So what the hell are we fighting for?
We're fighting for the principle. Not the results. They already have results that are acceptable. We like the principle; the idea that the results are achieved in a more respectable way. One of the great cornerstones of liberty is that the ends do not justify the means. It may be easier to make a thousand dollars by sticking a gun in someone's face, but that doesn't make it right. It is the principle of coercion that we abhor and wish to see chopped down at the root. It is easier to rally the police and demand they allow smoking or speeding or whatever the freedom du jour is rather than deal with the individuals seeking to limit our behavior. But the use of coercion sours that freedom. The results of a non-coercive principle are harder to achieve. The principle, the method of achieving the ends, is the core focus.
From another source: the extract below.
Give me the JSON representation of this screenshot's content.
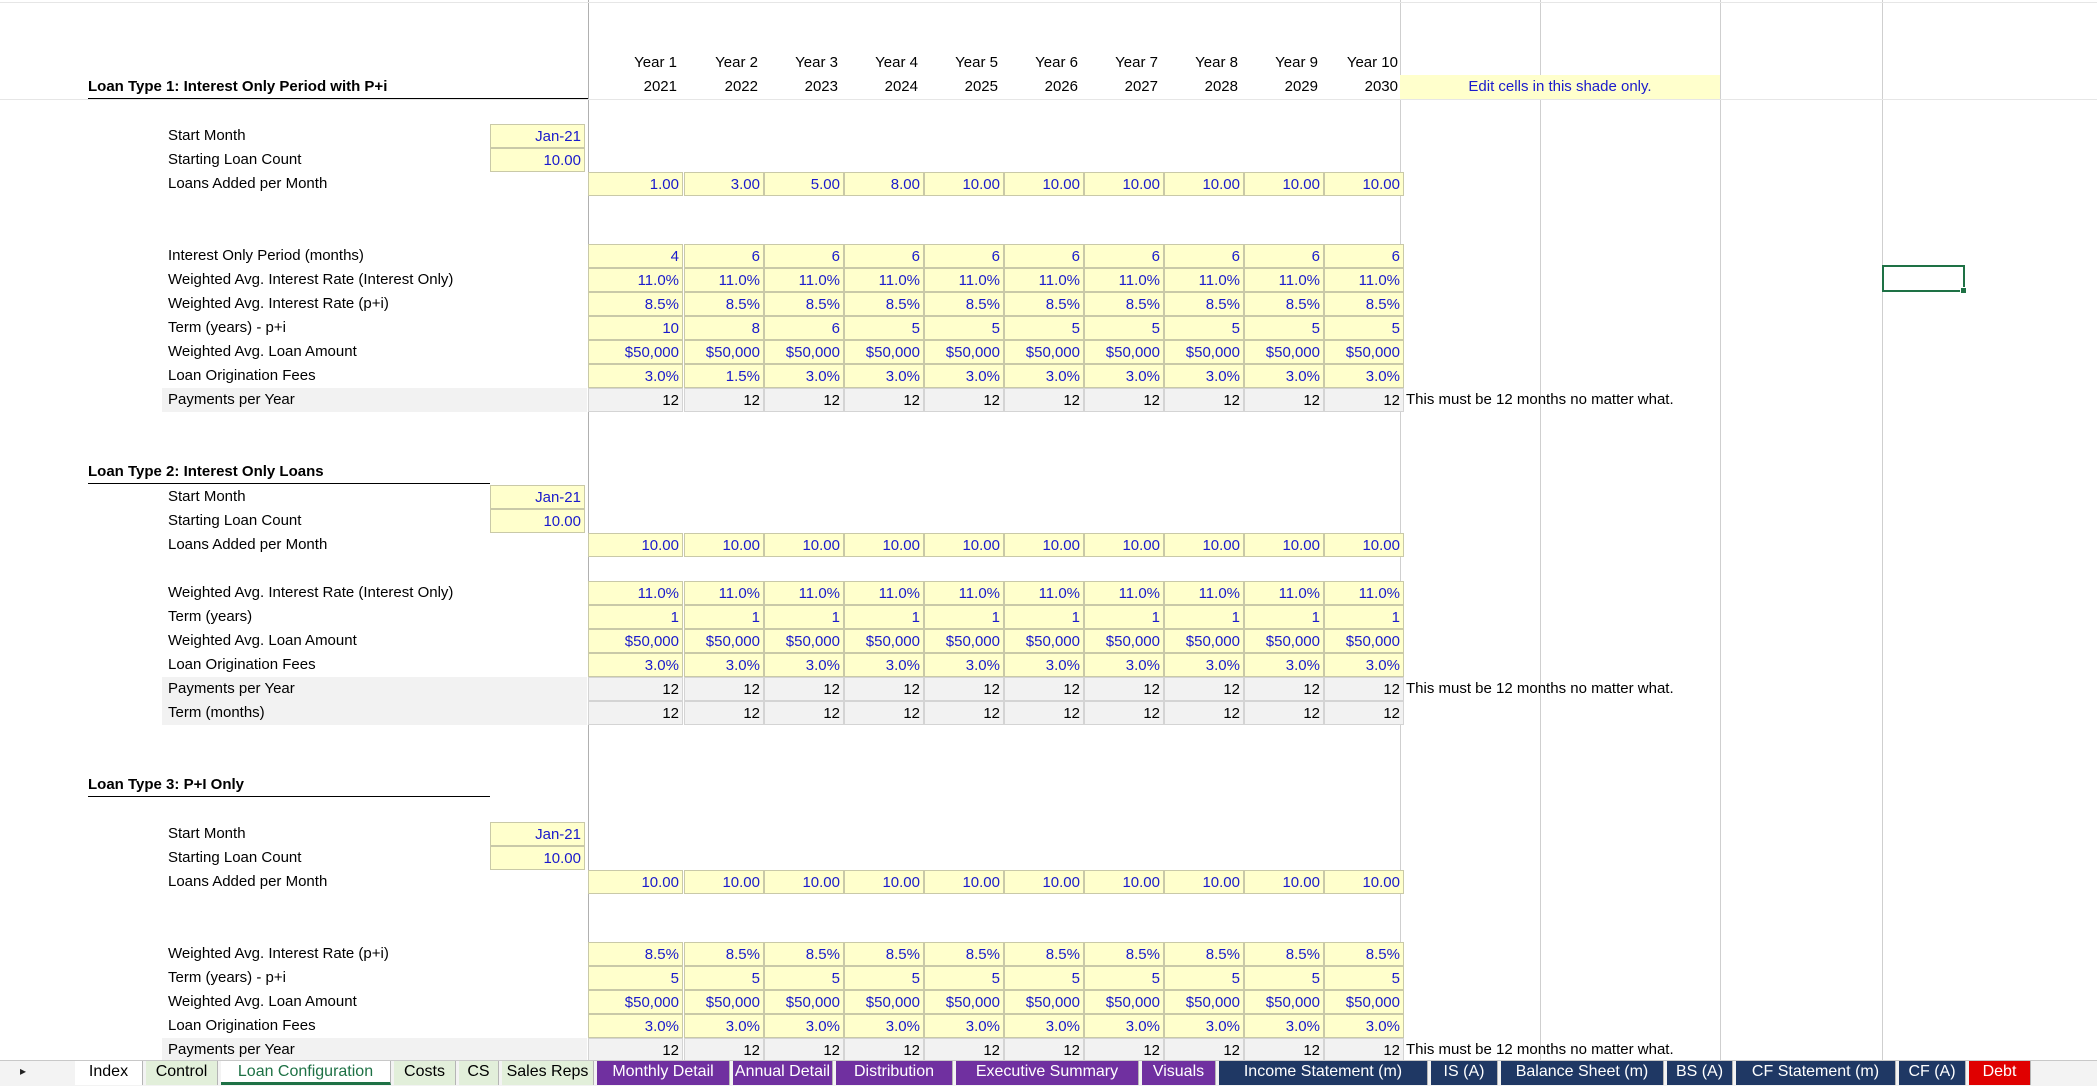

So when we're debating liberty and fighting for minds to embrace it, offering the fruits of non-coercion is useless. They are shallow and hollow gifts, flashy and quickly ignored in favor of the bread already on the plate. The sell is the principle itself; the higher standard of non-coercive cooperation and interaction. It is idealistic to live for a principle. So let them call us idealists! Excellence is not achieved by having mediocre goals. Those who feast on the easy pickings of a coercive government laugh in the face of principle and idealism. What do they care? They have full bellies and red-stained lips! The ones who laugh at us, who say that the ends justify the means as long as they don't have to watch are incorrigible. They are interested in nothing but the bread and circuses. But there are those out there, not the ones laughing, but the quiet ones who use the coercive system because they can't see any other way to sustain themselves. Like each of us at one time, they sense something wrong about the means to the end. The principle is the sell. Not the results. Sell the principle, and the principled will follow.